First, it inherits List<Order>, so with an Orders object we can do everything that could be done with List<Order>object. It implicitly also implements IEnumerable<Order> and explicitly implements IEnumerable <SqlDataRecord> which means it also has a customer iterator method for ADO.NET to consume when an instance of this collection class is assigned to a SqlDbType.Structured parameter for piping over to SQL Server with a TVP.
Implementing IEnumerable<SqlDataRecord> requires implementing a GetEnumerator method that returns an IEnumerator <SqlDataRecord>. This method first initializes a new SqlDataRecord object with a similar schema of UDTTs that the TVPs are declared as. It then enters a loop that iterates all the elements in the collection. On the first iteration, it sets the column property values of the SqlDataRecord object to the property values of the first Order element, and then issues the yield return statement. Any method which returns IEnumerator<T> and has a yield return statement in it, is a custom iterator method that is expected to return a sequence of objects until the method execution path completes (in this case, when the foreach loop finishes).

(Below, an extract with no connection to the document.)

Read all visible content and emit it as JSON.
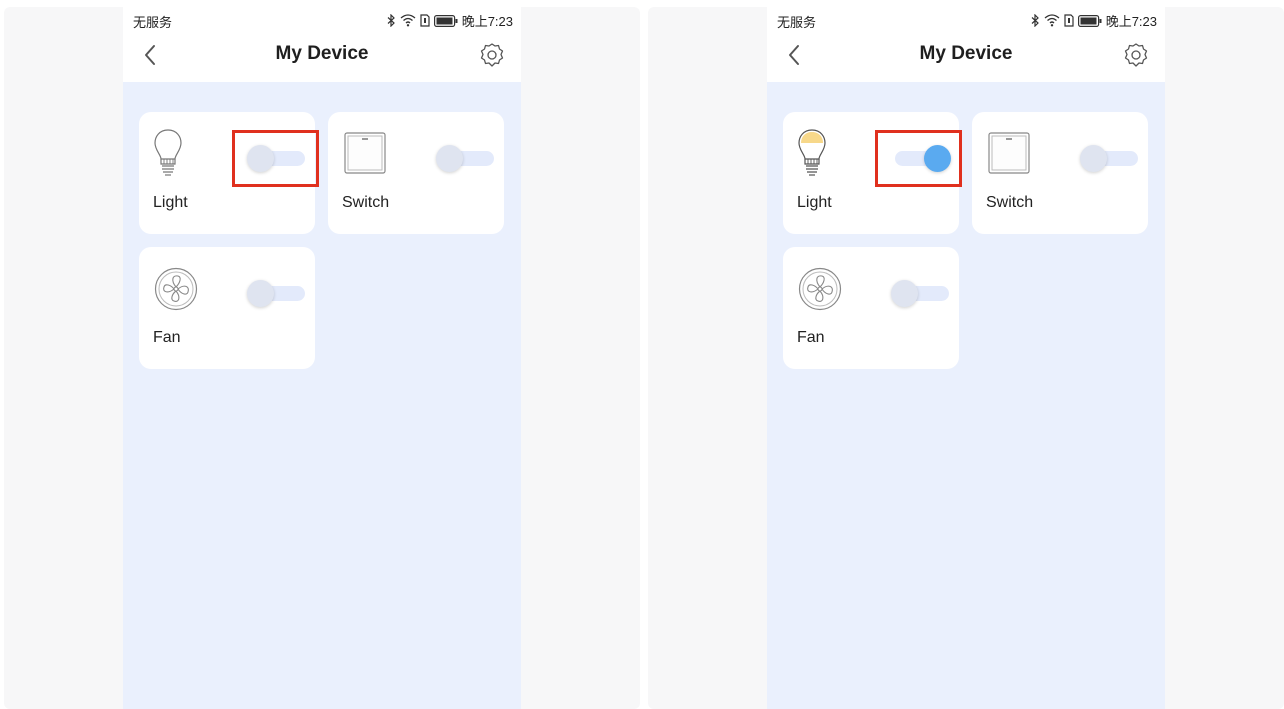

When we invoke ExecuteNonQuery to run a stored procedure with a SqlDbType.Structured parameter (that is, a TVP), ADO.NET expects the collection passed for the parameter value to implement IEnumerable <SqlDataRecord> so that IEnumerable<SqlDataRecord>.GetEnumerator can be called internally to fetch each new record for piping over to the server. This method is never called directly.
When the first element is fetched from the collection, GetEnumerator is entered, the SqlDataRecord is initialized and is then populated with values using the Set methods (there’s a SetXXX method for each data type). That SqlDataRecord “row” is then pushed into the pipeline to the server by yield return. When the next element is fetched from the collection, the GetEnumerator method resumes from the point that it yield returned the previous element, rather than entering GetEnumerator again from the top. This means the SqlDataRecord gets initialized with schema information only once, while its population with one element after another is orchestrated by the controlling ADO.NET code for ExecuteNonQuery that actually ships one SqlDataRecord after another to the server.